Event at New York State Fair targeted importance of trade and impact of export tariffs on agriculture

New York Farm Bureau and partners at the New York State Fair Thursday pressed for an end to tariffs and the trade war they said is hurting agriculture.

“We understand that trade agreements may need to be updated, but we have to be careful not to damage the relationships that we already have and depend on,” stated state Farm Bureau President David Fisher. “We are encouraging our leaders in Washington to move quickly at getting the parties back to the negotiating table, much like we have seen this week with Mexico, and to move forward on improving trade relations with our partners.”

State Agriculture Commissioner Richard Ball stated, “the tariffs being imposed on our agricultural commodities are compounding an already difficult marketplace and putting New York’s farmers in a precarious situation. Once these markets are lost, we could find it extremely difficult to regain that footing. We have an opportunity here to collaborate with our partners and to call for new free trade agreements and thoughtful, long-term solutions.”

Farm Bureau, state Department of Agriculture and Markets and Farmers for Free Trade joined in highlighting the importance of open markets and encouraged a quick end to the trade war they say is hurting family farms across New York.

While U.S. agriculture has had a trade surplus, the farm economy has not been a bright spot for this country, the groups stated. Net farm income was already down by 50 percent before the trade wars began.

A number of New York commodities — including dairy, soybeans, wine, maple and apples — face retaliatory tariffs in several countries including China, Canada, Mexico and in the European Union. In turn, commodity prices have fallen on agricultural products. Equipment prices are rising due to the steel and aluminum tariffs, and farmers are concerned about losing long established markets as countries turn to other, cheaper sources for their food.

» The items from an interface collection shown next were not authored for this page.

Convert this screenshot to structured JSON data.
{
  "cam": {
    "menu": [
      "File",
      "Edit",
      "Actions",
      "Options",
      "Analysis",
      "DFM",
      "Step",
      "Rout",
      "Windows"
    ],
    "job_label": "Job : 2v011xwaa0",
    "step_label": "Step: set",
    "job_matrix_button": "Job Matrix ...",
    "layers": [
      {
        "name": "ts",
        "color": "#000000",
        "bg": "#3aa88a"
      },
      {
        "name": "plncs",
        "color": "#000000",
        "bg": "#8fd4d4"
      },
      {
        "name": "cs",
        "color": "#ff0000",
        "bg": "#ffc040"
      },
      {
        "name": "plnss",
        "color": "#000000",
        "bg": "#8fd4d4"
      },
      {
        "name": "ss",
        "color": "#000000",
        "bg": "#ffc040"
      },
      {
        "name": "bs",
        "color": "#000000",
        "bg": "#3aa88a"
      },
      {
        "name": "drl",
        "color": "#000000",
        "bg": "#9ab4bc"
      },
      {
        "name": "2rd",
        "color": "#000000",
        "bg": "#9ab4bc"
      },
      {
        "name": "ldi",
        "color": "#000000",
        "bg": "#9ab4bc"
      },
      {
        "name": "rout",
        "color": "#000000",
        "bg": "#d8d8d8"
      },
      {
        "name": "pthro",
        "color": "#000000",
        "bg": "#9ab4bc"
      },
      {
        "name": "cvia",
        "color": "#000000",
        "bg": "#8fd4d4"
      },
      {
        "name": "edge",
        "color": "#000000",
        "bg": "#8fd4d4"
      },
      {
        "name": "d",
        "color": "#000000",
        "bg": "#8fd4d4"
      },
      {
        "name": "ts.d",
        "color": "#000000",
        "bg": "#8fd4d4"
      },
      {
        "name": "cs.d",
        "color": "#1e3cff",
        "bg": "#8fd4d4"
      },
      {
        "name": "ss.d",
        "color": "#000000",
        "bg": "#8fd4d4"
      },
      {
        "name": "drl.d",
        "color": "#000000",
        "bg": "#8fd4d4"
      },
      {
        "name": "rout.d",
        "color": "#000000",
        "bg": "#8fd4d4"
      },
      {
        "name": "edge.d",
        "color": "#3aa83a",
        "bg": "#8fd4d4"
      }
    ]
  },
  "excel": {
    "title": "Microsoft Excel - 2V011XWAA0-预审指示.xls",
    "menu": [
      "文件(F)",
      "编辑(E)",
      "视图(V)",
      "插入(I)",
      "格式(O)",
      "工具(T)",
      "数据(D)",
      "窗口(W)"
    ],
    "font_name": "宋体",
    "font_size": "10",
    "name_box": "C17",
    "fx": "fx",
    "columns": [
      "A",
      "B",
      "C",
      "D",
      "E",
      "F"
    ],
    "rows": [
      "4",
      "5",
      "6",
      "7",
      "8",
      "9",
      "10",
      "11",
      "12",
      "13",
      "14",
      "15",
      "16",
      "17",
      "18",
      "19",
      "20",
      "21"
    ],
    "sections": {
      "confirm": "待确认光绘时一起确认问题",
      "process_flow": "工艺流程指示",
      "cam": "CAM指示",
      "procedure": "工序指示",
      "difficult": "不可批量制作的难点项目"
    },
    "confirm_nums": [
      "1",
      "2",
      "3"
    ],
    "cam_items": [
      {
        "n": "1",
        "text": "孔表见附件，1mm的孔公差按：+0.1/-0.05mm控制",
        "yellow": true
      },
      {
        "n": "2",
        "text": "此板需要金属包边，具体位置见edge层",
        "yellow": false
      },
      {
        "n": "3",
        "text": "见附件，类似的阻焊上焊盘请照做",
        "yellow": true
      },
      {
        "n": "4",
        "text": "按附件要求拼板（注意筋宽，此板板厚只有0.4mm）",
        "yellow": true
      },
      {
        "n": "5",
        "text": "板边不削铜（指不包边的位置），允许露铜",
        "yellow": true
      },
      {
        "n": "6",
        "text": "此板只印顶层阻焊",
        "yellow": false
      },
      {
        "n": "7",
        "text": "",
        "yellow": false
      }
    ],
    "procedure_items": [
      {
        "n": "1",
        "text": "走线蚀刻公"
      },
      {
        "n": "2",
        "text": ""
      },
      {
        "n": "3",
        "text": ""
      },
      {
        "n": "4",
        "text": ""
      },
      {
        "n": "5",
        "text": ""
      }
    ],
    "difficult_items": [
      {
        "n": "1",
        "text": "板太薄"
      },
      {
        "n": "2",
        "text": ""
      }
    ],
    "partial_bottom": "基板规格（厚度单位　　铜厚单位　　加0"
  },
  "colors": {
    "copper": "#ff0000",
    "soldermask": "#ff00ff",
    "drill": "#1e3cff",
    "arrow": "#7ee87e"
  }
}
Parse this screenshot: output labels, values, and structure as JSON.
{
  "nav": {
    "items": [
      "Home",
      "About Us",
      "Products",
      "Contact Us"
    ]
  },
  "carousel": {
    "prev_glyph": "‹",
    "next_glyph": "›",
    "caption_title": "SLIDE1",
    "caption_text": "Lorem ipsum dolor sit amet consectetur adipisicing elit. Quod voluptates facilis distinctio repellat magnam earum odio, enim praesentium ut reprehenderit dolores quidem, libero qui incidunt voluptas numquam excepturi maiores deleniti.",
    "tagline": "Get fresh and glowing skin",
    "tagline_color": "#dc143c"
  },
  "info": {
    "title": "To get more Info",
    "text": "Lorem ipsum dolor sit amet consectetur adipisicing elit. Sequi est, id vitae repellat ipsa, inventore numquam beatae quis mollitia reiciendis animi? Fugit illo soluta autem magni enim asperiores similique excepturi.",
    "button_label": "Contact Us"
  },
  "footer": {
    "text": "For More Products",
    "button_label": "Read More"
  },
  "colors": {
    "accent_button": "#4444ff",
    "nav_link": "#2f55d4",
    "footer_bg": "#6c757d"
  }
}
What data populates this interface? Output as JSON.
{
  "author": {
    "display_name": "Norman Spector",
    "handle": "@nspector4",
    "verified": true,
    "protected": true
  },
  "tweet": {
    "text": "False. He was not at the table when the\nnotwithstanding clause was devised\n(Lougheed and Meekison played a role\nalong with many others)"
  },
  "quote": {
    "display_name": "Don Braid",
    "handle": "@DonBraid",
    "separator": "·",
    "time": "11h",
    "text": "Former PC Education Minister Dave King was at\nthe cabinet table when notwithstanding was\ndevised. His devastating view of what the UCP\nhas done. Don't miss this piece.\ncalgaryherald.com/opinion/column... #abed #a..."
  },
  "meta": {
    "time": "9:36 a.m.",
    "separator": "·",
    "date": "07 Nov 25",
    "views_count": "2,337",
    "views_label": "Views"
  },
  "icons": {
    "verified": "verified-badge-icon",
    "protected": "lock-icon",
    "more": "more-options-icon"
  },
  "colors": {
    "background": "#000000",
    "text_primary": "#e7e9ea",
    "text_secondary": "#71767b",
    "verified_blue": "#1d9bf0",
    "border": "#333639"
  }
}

These losses, in turn, will impact rural communities that depend on agriculture to support their local economies, stated a release from Farm Bureau.

“When times are tough, this is when this country needs to be looking for new opportunities to expand markets to sell the quality products produced on our farms. The principle agreement announced this week with Mexico is a positive step in the right direction, but ultimately, we will need Canada to complete an effective NAFTA deal,” stated Farm Bureau. Farmers also encouraged a resolution to disputes elsewhere, including China.

Johanna Fox-Bossard of Barbland Dairy in Onondaga County, stated that “since the end of May, following Mexico’s announcement of 25% retaliatory tariffs on US cheeses, the price we receive for our milk has dropped by 14%. To put that into realistic terms for our dairy farm, that is a loss of over $3,000 a day. Farm families like mine and our dairy farming friends across New York State are asking for a quick end to the trade war affecting our families’ livelihoods and our country’s backbone, the American farmer.”

“New York maple producers are concerned about trade from two fronts,” stated Dwayne Hill, owner of Shaver-Hill Maple Farm in Delaware County. “The tariffs in both Asia and Canada mean a potential loss of markets for American made maple syrup as cheaper Canadian maple syrup moves in to fill the void. In addition, the steel and aluminum tariffs have resulted in price hikes for equipment we need to produce maple syrup. My company alone was forced to increase prices 10%, prices that eventually will be passed down to consumers. We need a fix now before there are long lasting repercussions on New York’s maple industry.”